wizened treasurer snarled at each other. "We——"
The door of the office suite banged open. The assistant manager of the hotel staggered into the room. His blue eyes were blazing with excitement. His youngish face was contorted with it.
"I've just found out something that I think is of vital importance!" he gasped. "Something in the roulette room! I've been in there all night, as you know, looking around to see if I could find poison needles fastened to table or chairs, or anything like that, and quite by chance I noticed something else. The maddest thing! The roulette wheel! It's——"
"Go on, go on!" urged Kroner. "What about the roulette wheel? And what possible connection could it have with what happened to the people in that room?"
He stared at the young assistant manager, as did Gest and Chichester, with his hands clenched with suspense.
And the assistant manager slowly, like a falling tree, pitched forward on his face.
"What happened to him?"
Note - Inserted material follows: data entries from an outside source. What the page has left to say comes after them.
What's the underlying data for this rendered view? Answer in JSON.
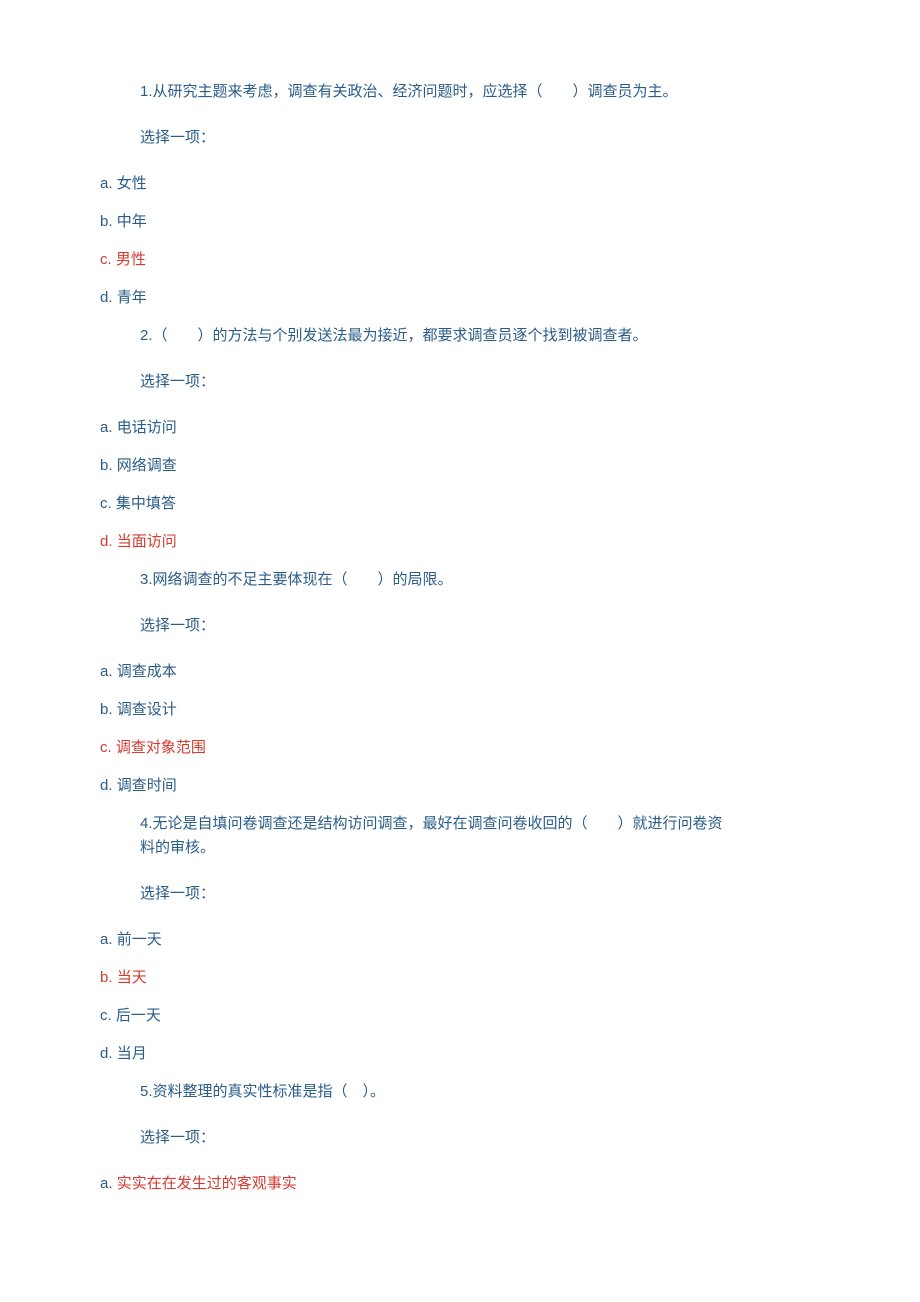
{
  "questions": [
    {
      "text": "1.从研究主题来考虑，调查有关政治、经济问题时，应选择（　　）调查员为主。",
      "choose": "选择一项：",
      "options": [
        {
          "prefix": "a. ",
          "label": "女性",
          "correct": false
        },
        {
          "prefix": "b. ",
          "label": "中年",
          "correct": false
        },
        {
          "prefix": "c. ",
          "label": "男性",
          "correct": true
        },
        {
          "prefix": "d. ",
          "label": "青年",
          "correct": false
        }
      ]
    },
    {
      "text": "2.（　　）的方法与个别发送法最为接近，都要求调查员逐个找到被调查者。",
      "choose": "选择一项：",
      "options": [
        {
          "prefix": "a. ",
          "label": "电话访问",
          "correct": false
        },
        {
          "prefix": "b. ",
          "label": "网络调查",
          "correct": false
        },
        {
          "prefix": "c. ",
          "label": "集中填答",
          "correct": false
        },
        {
          "prefix": "d. ",
          "label": "当面访问",
          "correct": true
        }
      ]
    },
    {
      "text": "3.网络调查的不足主要体现在（　　）的局限。",
      "choose": "选择一项：",
      "options": [
        {
          "prefix": "a. ",
          "label": "调查成本",
          "correct": false
        },
        {
          "prefix": "b. ",
          "label": "调查设计",
          "correct": false
        },
        {
          "prefix": "c. ",
          "label": "调查对象范围",
          "correct": true
        },
        {
          "prefix": "d. ",
          "label": "调查时间",
          "correct": false
        }
      ]
    },
    {
      "text_line1": "4.无论是自填问卷调查还是结构访问调查，最好在调查问卷收回的（　　）就进行问卷资",
      "text_line2": "料的审核。",
      "choose": "选择一项：",
      "options": [
        {
          "prefix": "a. ",
          "label": "前一天",
          "correct": false
        },
        {
          "prefix": "b. ",
          "label": "当天",
          "correct": true
        },
        {
          "prefix": "c. ",
          "label": "后一天",
          "correct": false
        },
        {
          "prefix": "d. ",
          "label": "当月",
          "correct": false
        }
      ]
    },
    {
      "text": "5.资料整理的真实性标准是指（　）。",
      "choose": "选择一项：",
      "options": [
        {
          "prefix": "a. ",
          "label": "实实在在发生过的客观事实",
          "correct": true
        }
      ]
    }
  ]
}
The three got to him together. They rolled him over, lifted his head, began chafing his hands. But it was useless. And in a moment that was admitted in their faces as they looked at each other.
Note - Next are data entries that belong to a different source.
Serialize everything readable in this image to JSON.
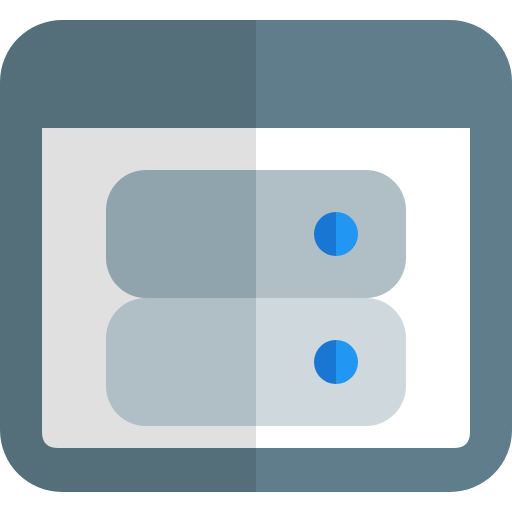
{
  "icon": {
    "name": "server-window-icon",
    "colors": {
      "frame_left": "#546e7a",
      "frame_right": "#607d8b",
      "panel_left": "#e0e0e0",
      "panel_right": "#ffffff",
      "drive_top_left": "#90a4ae",
      "drive_top_right": "#b0bec5",
      "drive_bottom_left": "#b0bec5",
      "drive_bottom_right": "#cfd8dc",
      "led_left": "#1976d2",
      "led_right": "#2196f3"
    }
  }
}
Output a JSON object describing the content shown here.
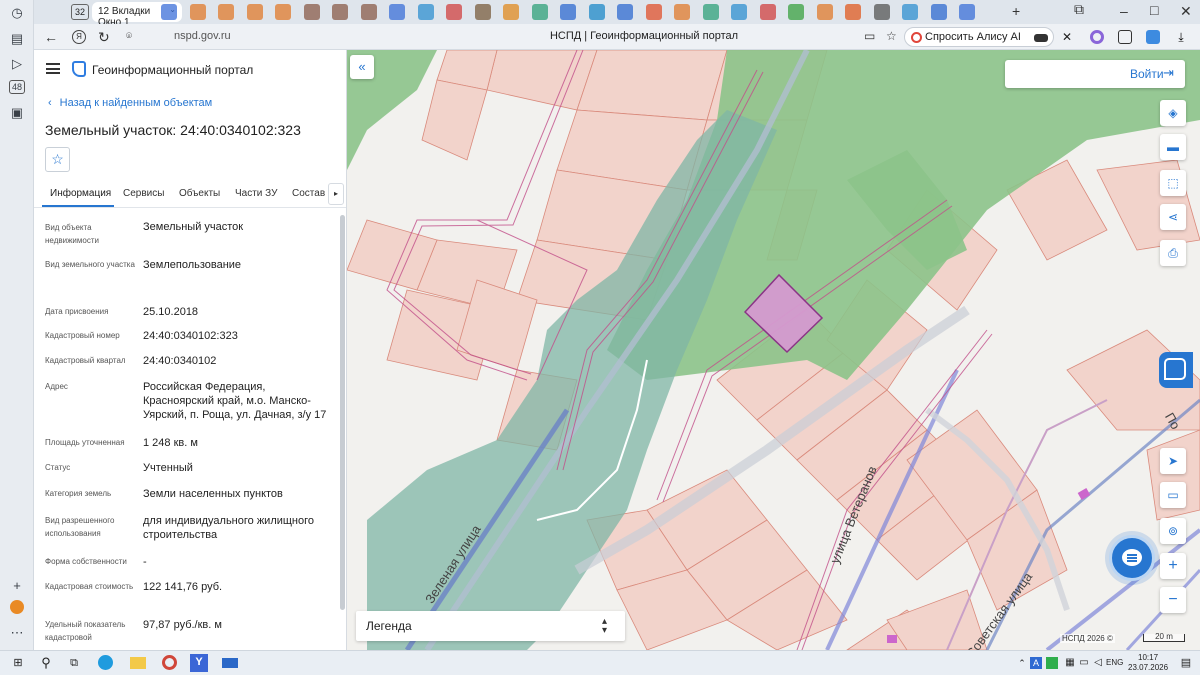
{
  "browser": {
    "tab_count": "32",
    "active_tab_label": "12  Вкладки Окно 1",
    "url": "nspd.gov.ru",
    "page_title": "НСПД | Геоинформационный портал",
    "alice_label": "Спросить Алису AI",
    "colors": {
      "accent": "#2776d0"
    }
  },
  "panel": {
    "portal_name": "Геоинформационный портал",
    "back_link": "Назад к найденным объектам",
    "object_title": "Земельный участок: 24:40:0340102:323",
    "tabs": [
      {
        "label": "Информация"
      },
      {
        "label": "Сервисы"
      },
      {
        "label": "Объекты"
      },
      {
        "label": "Части ЗУ"
      },
      {
        "label": "Состав"
      }
    ],
    "fields": [
      {
        "label": "Вид объекта недвижимости",
        "value": "Земельный участок"
      },
      {
        "label": "Вид земельного участка",
        "value": "Землепользование"
      },
      {
        "label": "Дата присвоения",
        "value": "25.10.2018"
      },
      {
        "label": "Кадастровый номер",
        "value": "24:40:0340102:323"
      },
      {
        "label": "Кадастровый квартал",
        "value": "24:40:0340102"
      },
      {
        "label": "Адрес",
        "value": "Российская Федерация, Красноярский край, м.о. Манско-Уярский, п. Роща, ул. Дачная, з/у 17"
      },
      {
        "label": "Площадь уточненная",
        "value": "1 248 кв. м"
      },
      {
        "label": "Статус",
        "value": "Учтенный"
      },
      {
        "label": "Категория земель",
        "value": "Земли населенных пунктов"
      },
      {
        "label": "Вид разрешенного использования",
        "value": "для индивидуального жилищного строительства"
      },
      {
        "label": "Форма собственности",
        "value": "-"
      },
      {
        "label": "Кадастровая стоимость",
        "value": "122 141,76 руб."
      },
      {
        "label": "Удельный показатель кадастровой",
        "value": "97,87 руб./кв. м"
      }
    ]
  },
  "map": {
    "login_label": "Войти",
    "legend_label": "Легенда",
    "attribution": "НСПД 2026 ©",
    "scale": "20 m",
    "street_labels": [
      "Зеленая улица",
      "улица Ветеранов",
      "Советская улица",
      "По"
    ],
    "controls": [
      "layers-icon",
      "ruler-icon",
      "select-area-icon",
      "share-icon",
      "print-icon",
      "locate-icon",
      "card-icon",
      "geo-icon",
      "zoom-in-icon",
      "zoom-out-icon"
    ]
  },
  "taskbar": {
    "language": "ENG",
    "time": "10:17",
    "date": "23.07.2026"
  }
}
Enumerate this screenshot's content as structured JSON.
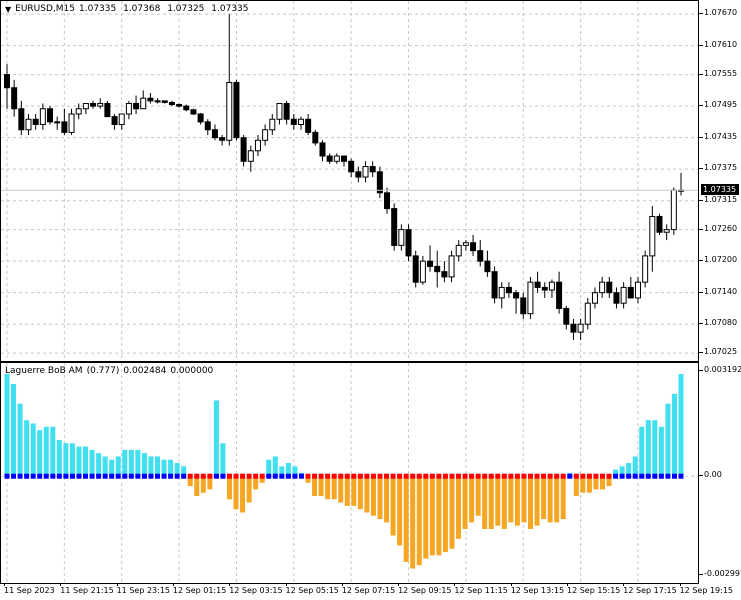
{
  "symbol_header": {
    "arrow": "▼",
    "symbol": "EURUSD,M15",
    "open": "1.07335",
    "high": "1.07368",
    "low": "1.07325",
    "close": "1.07335"
  },
  "indicator_header": {
    "name": "Laguerre BoB AM",
    "param": "(0.777)",
    "value1": "0.002484",
    "value2": "0.000000"
  },
  "price_axis": {
    "labels": [
      "1.07670",
      "1.07610",
      "1.07555",
      "1.07495",
      "1.07435",
      "1.07375",
      "1.07315",
      "1.07260",
      "1.07200",
      "1.07140",
      "1.07080",
      "1.07025"
    ],
    "values": [
      1.0767,
      1.0761,
      1.07555,
      1.07495,
      1.07435,
      1.07375,
      1.07315,
      1.0726,
      1.072,
      1.0714,
      1.0708,
      1.07025
    ],
    "min": 1.0701,
    "max": 1.07695,
    "current_price": "1.07335",
    "current_value": 1.07335
  },
  "indicator_axis": {
    "labels": [
      "0.003192",
      "0.00",
      "-0.002997"
    ],
    "values": [
      0.003192,
      0.0,
      -0.002997
    ]
  },
  "time_axis": {
    "labels": [
      "11 Sep 2023",
      "11 Sep 21:15",
      "11 Sep 23:15",
      "12 Sep 01:15",
      "12 Sep 03:15",
      "12 Sep 05:15",
      "12 Sep 07:15",
      "12 Sep 09:15",
      "12 Sep 11:15",
      "12 Sep 13:15",
      "12 Sep 15:15",
      "12 Sep 17:15",
      "12 Sep 19:15"
    ]
  },
  "chart_data": [
    {
      "type": "candlestick",
      "title": "EURUSD,M15",
      "ylim": [
        1.0701,
        1.07695
      ],
      "grid": true,
      "candles": [
        [
          1.07555,
          1.07575,
          1.0749,
          1.0753
        ],
        [
          1.0753,
          1.07545,
          1.07475,
          1.0749
        ],
        [
          1.0749,
          1.07505,
          1.0744,
          1.0745
        ],
        [
          1.0745,
          1.0748,
          1.0744,
          1.0747
        ],
        [
          1.0747,
          1.0748,
          1.0745,
          1.0746
        ],
        [
          1.0746,
          1.075,
          1.0745,
          1.0749
        ],
        [
          1.0749,
          1.07495,
          1.0746,
          1.07465
        ],
        [
          1.07465,
          1.07475,
          1.0745,
          1.07465
        ],
        [
          1.07465,
          1.0749,
          1.0744,
          1.07445
        ],
        [
          1.07445,
          1.0749,
          1.0744,
          1.0748
        ],
        [
          1.0748,
          1.075,
          1.0747,
          1.0749
        ],
        [
          1.0749,
          1.075,
          1.0748,
          1.075
        ],
        [
          1.075,
          1.07505,
          1.0749,
          1.07495
        ],
        [
          1.07495,
          1.0751,
          1.0749,
          1.075
        ],
        [
          1.075,
          1.07505,
          1.0748,
          1.07475
        ],
        [
          1.07475,
          1.0748,
          1.0745,
          1.0746
        ],
        [
          1.0746,
          1.0748,
          1.0745,
          1.0748
        ],
        [
          1.0748,
          1.07505,
          1.0747,
          1.075
        ],
        [
          1.075,
          1.07515,
          1.0748,
          1.0749
        ],
        [
          1.0749,
          1.07525,
          1.0749,
          1.0751
        ],
        [
          1.0751,
          1.0752,
          1.075,
          1.07505
        ],
        [
          1.07505,
          1.0751,
          1.075,
          1.07505
        ],
        [
          1.07505,
          1.07505,
          1.075,
          1.07502
        ],
        [
          1.07502,
          1.07505,
          1.07495,
          1.07498
        ],
        [
          1.07498,
          1.075,
          1.07492,
          1.07495
        ],
        [
          1.07495,
          1.07498,
          1.07485,
          1.07488
        ],
        [
          1.07488,
          1.0749,
          1.07478,
          1.0748
        ],
        [
          1.0748,
          1.07482,
          1.0746,
          1.07465
        ],
        [
          1.07465,
          1.0747,
          1.0744,
          1.0745
        ],
        [
          1.0745,
          1.0746,
          1.0743,
          1.07435
        ],
        [
          1.07435,
          1.0744,
          1.0742,
          1.0743
        ],
        [
          1.0743,
          1.0767,
          1.0742,
          1.0754
        ],
        [
          1.0754,
          1.07545,
          1.0743,
          1.07435
        ],
        [
          1.07435,
          1.0744,
          1.0738,
          1.0739
        ],
        [
          1.0739,
          1.0742,
          1.0737,
          1.0741
        ],
        [
          1.0741,
          1.0744,
          1.074,
          1.0743
        ],
        [
          1.0743,
          1.0746,
          1.0742,
          1.0745
        ],
        [
          1.0745,
          1.0748,
          1.0744,
          1.0747
        ],
        [
          1.0747,
          1.075,
          1.0746,
          1.075
        ],
        [
          1.075,
          1.07505,
          1.0746,
          1.0747
        ],
        [
          1.0747,
          1.0748,
          1.0745,
          1.0746
        ],
        [
          1.0746,
          1.07475,
          1.0745,
          1.0747
        ],
        [
          1.0747,
          1.0748,
          1.0744,
          1.07445
        ],
        [
          1.07445,
          1.0745,
          1.0742,
          1.07425
        ],
        [
          1.07425,
          1.0743,
          1.0739,
          1.074
        ],
        [
          1.074,
          1.07405,
          1.07385,
          1.0739
        ],
        [
          1.0739,
          1.07405,
          1.07385,
          1.074
        ],
        [
          1.074,
          1.074,
          1.0738,
          1.0739
        ],
        [
          1.0739,
          1.07395,
          1.0736,
          1.0737
        ],
        [
          1.0737,
          1.0738,
          1.0735,
          1.0736
        ],
        [
          1.0736,
          1.0739,
          1.0735,
          1.0738
        ],
        [
          1.0738,
          1.0739,
          1.0736,
          1.0737
        ],
        [
          1.0737,
          1.0738,
          1.0732,
          1.0733
        ],
        [
          1.0733,
          1.0734,
          1.0729,
          1.073
        ],
        [
          1.073,
          1.0731,
          1.0722,
          1.0723
        ],
        [
          1.0723,
          1.0727,
          1.0722,
          1.0726
        ],
        [
          1.0726,
          1.0727,
          1.072,
          1.0721
        ],
        [
          1.0721,
          1.0722,
          1.0715,
          1.0716
        ],
        [
          1.0716,
          1.0721,
          1.07155,
          1.072
        ],
        [
          1.072,
          1.0723,
          1.0718,
          1.0719
        ],
        [
          1.0719,
          1.0722,
          1.0715,
          1.0718
        ],
        [
          1.0718,
          1.072,
          1.0716,
          1.0717
        ],
        [
          1.0717,
          1.0722,
          1.0716,
          1.0721
        ],
        [
          1.0721,
          1.0724,
          1.072,
          1.0723
        ],
        [
          1.0723,
          1.0724,
          1.0722,
          1.07235
        ],
        [
          1.07235,
          1.0725,
          1.0721,
          1.0722
        ],
        [
          1.0722,
          1.0724,
          1.0719,
          1.072
        ],
        [
          1.072,
          1.0722,
          1.0717,
          1.0718
        ],
        [
          1.0718,
          1.0719,
          1.0712,
          1.0713
        ],
        [
          1.0713,
          1.0716,
          1.0711,
          1.0715
        ],
        [
          1.0715,
          1.0716,
          1.0713,
          1.0714
        ],
        [
          1.0714,
          1.07145,
          1.071,
          1.0713
        ],
        [
          1.0713,
          1.0714,
          1.0709,
          1.071
        ],
        [
          1.071,
          1.0717,
          1.0709,
          1.0716
        ],
        [
          1.0716,
          1.0718,
          1.0714,
          1.0715
        ],
        [
          1.0715,
          1.0716,
          1.0713,
          1.07145
        ],
        [
          1.07145,
          1.07165,
          1.0713,
          1.0716
        ],
        [
          1.0716,
          1.0718,
          1.071,
          1.0711
        ],
        [
          1.0711,
          1.07115,
          1.0707,
          1.0708
        ],
        [
          1.0708,
          1.0709,
          1.0705,
          1.07065
        ],
        [
          1.07065,
          1.0709,
          1.0705,
          1.0708
        ],
        [
          1.0708,
          1.0713,
          1.0707,
          1.0712
        ],
        [
          1.0712,
          1.0715,
          1.0711,
          1.0714
        ],
        [
          1.0714,
          1.0717,
          1.0713,
          1.0716
        ],
        [
          1.0716,
          1.0717,
          1.0713,
          1.0714
        ],
        [
          1.0714,
          1.0715,
          1.0711,
          1.0712
        ],
        [
          1.0712,
          1.0716,
          1.0711,
          1.0715
        ],
        [
          1.0715,
          1.0717,
          1.0713,
          1.0713
        ],
        [
          1.0713,
          1.0717,
          1.0712,
          1.0716
        ],
        [
          1.0716,
          1.0722,
          1.0715,
          1.0721
        ],
        [
          1.0721,
          1.07305,
          1.0718,
          1.07285
        ],
        [
          1.07285,
          1.0729,
          1.0725,
          1.07255
        ],
        [
          1.07255,
          1.0727,
          1.0724,
          1.0726
        ],
        [
          1.0726,
          1.0734,
          1.0725,
          1.07335
        ],
        [
          1.07335,
          1.07368,
          1.07325,
          1.07335
        ]
      ]
    },
    {
      "type": "bar",
      "title": "Laguerre BoB AM (0.777)",
      "ylim": [
        -0.002997,
        0.003192
      ],
      "zero_colors": {
        "positive": "#0000ff",
        "negative": "#ff0000"
      },
      "bar_colors": {
        "positive": "#40e0f0",
        "negative": "#f5a623"
      },
      "values": [
        0.0031,
        0.0028,
        0.0022,
        0.0017,
        0.0016,
        0.0014,
        0.0015,
        0.0015,
        0.0011,
        0.001,
        0.001,
        0.0009,
        0.0009,
        0.0008,
        0.0007,
        0.0006,
        0.0005,
        0.0006,
        0.0008,
        0.0008,
        0.0008,
        0.0007,
        0.0006,
        0.0006,
        0.0005,
        0.0005,
        0.0004,
        0.0003,
        -0.0003,
        -0.0006,
        -0.0005,
        -0.0004,
        0.0023,
        0.001,
        -0.0007,
        -0.001,
        -0.0011,
        -0.0008,
        -0.0004,
        -0.0002,
        0.0005,
        0.0006,
        0.0003,
        0.0004,
        0.0003,
        0.0001,
        -0.0002,
        -0.0006,
        -0.0006,
        -0.0007,
        -0.0007,
        -0.0008,
        -0.0009,
        -0.0009,
        -0.001,
        -0.0011,
        -0.0012,
        -0.0013,
        -0.0014,
        -0.0018,
        -0.0021,
        -0.0026,
        -0.0028,
        -0.0027,
        -0.0025,
        -0.0024,
        -0.0024,
        -0.0023,
        -0.0022,
        -0.0019,
        -0.0016,
        -0.0014,
        -0.0012,
        -0.0016,
        -0.0016,
        -0.0015,
        -0.0016,
        -0.0014,
        -0.0015,
        -0.0014,
        -0.0016,
        -0.0015,
        -0.0013,
        -0.0014,
        -0.0014,
        -0.0013,
        0.0001,
        -0.0006,
        -0.0005,
        -0.0005,
        -0.0004,
        -0.0004,
        -0.0003,
        0.0002,
        0.0003,
        0.0004,
        0.0006,
        0.0015,
        0.0017,
        0.0017,
        0.0015,
        0.0022,
        0.0025,
        0.0031
      ]
    }
  ]
}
"Another victory for Doctor Satan," whispered Chichester, shuddering as though with palsy. "He's—dead!"
Gest opened his mouth as though to deny it, but closed his lips again. For palpably the assistant manager was dead, struck down an instant before he could tell them some vital news he had uncovered. He had died as though struck by lightning, at just the right time to save disclosure. It was as though the being who called himself Doctor Satan were there, in that office, and had acted to protect himself!
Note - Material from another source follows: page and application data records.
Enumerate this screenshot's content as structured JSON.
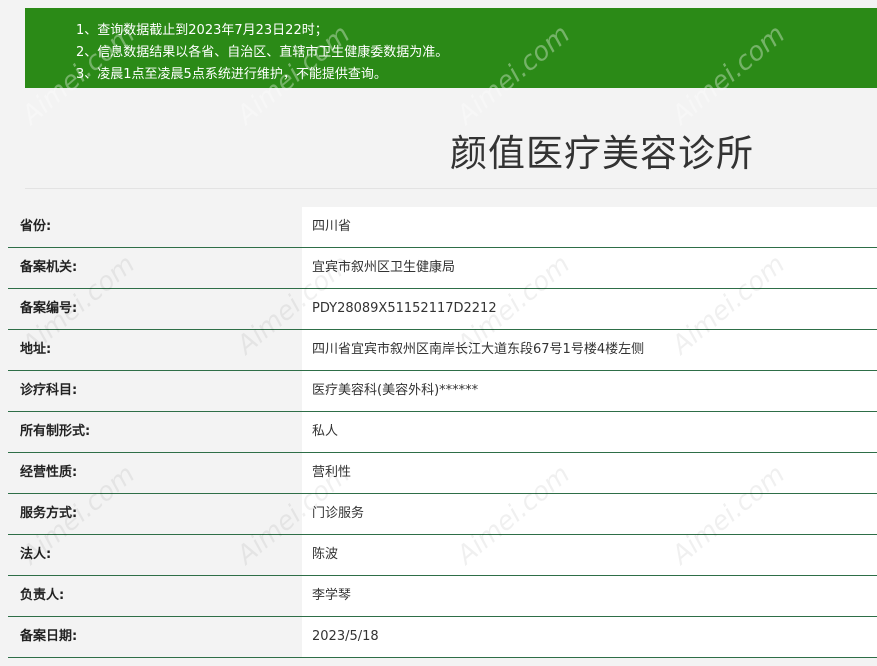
{
  "notice": {
    "lines": [
      "1、查询数据截止到2023年7月23日22时；",
      "2、信息数据结果以各省、自治区、直辖市卫生健康委数据为准。",
      "3、凌晨1点至凌晨5点系统进行维护，不能提供查询。"
    ]
  },
  "title": "颜值医疗美容诊所",
  "records": [
    {
      "label": "省份:",
      "value": "四川省"
    },
    {
      "label": "备案机关:",
      "value": "宜宾市叙州区卫生健康局"
    },
    {
      "label": "备案编号:",
      "value": "PDY28089X51152117D2212"
    },
    {
      "label": "地址:",
      "value": "四川省宜宾市叙州区南岸长江大道东段67号1号楼4楼左侧"
    },
    {
      "label": "诊疗科目:",
      "value": "医疗美容科(美容外科)******"
    },
    {
      "label": "所有制形式:",
      "value": "私人"
    },
    {
      "label": "经营性质:",
      "value": "营利性"
    },
    {
      "label": "服务方式:",
      "value": "门诊服务"
    },
    {
      "label": "法人:",
      "value": "陈波"
    },
    {
      "label": "负责人:",
      "value": "李学琴"
    },
    {
      "label": "备案日期:",
      "value": "2023/5/18"
    }
  ],
  "watermark": {
    "text": "Aimei.com"
  },
  "colors": {
    "notice_bg": "#2b8a17",
    "row_divider": "#2e6e47"
  }
}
Shivering, Chichester glanced fearfully around. And Gest said: "God—if Ascott Keane were here——"
3. The Stopped Watch
Down at the lobby door, a long closed car slid to a stop. From it stepped two people. One was a tall, broad-shouldered man with a high-bridged nose, long, strong jaw, and pale gray eyes under heavy black eyebrows. The other was a girl, equally tall for her sex, beautifully formed, with reddish brown hair and dark blue eyes.
The two walked to the registration desk in the lobby.
"Ascott Keane," the man signed. "And secretary, Beatrice Dale."
"Your suite is ready for you, Mr. Keane," the clerk said obsequiously. "But we had no word of your secretary's coming. Shall we——"
"A suite for her on the same floor if possible," Keane said crisply. "Is Mr. Gest in the hotel?"
"Yes, sir. He is in the tower office."
"Have the boy take my things up. I'll go to the office first. Send word up there what suite you've given Miss Dale."
Keane nodded to Beatrice, and walked to the elevators.
"Secretary!" snorted the key clerk to the head bellhop. "What's he want a secretary for? He's never done any work in his life. Inherited umpteen million bucks, and plays around all the time. Wish I was Ascott Keane."
The head bellhop nodded. "Pretty soft for him, all right. Hardest job he has is to clip coupons...."
Which would have made Keane smile a little if he could have heard, for the clerk and the bellhop shared the opinion of him held by the rest of the world; an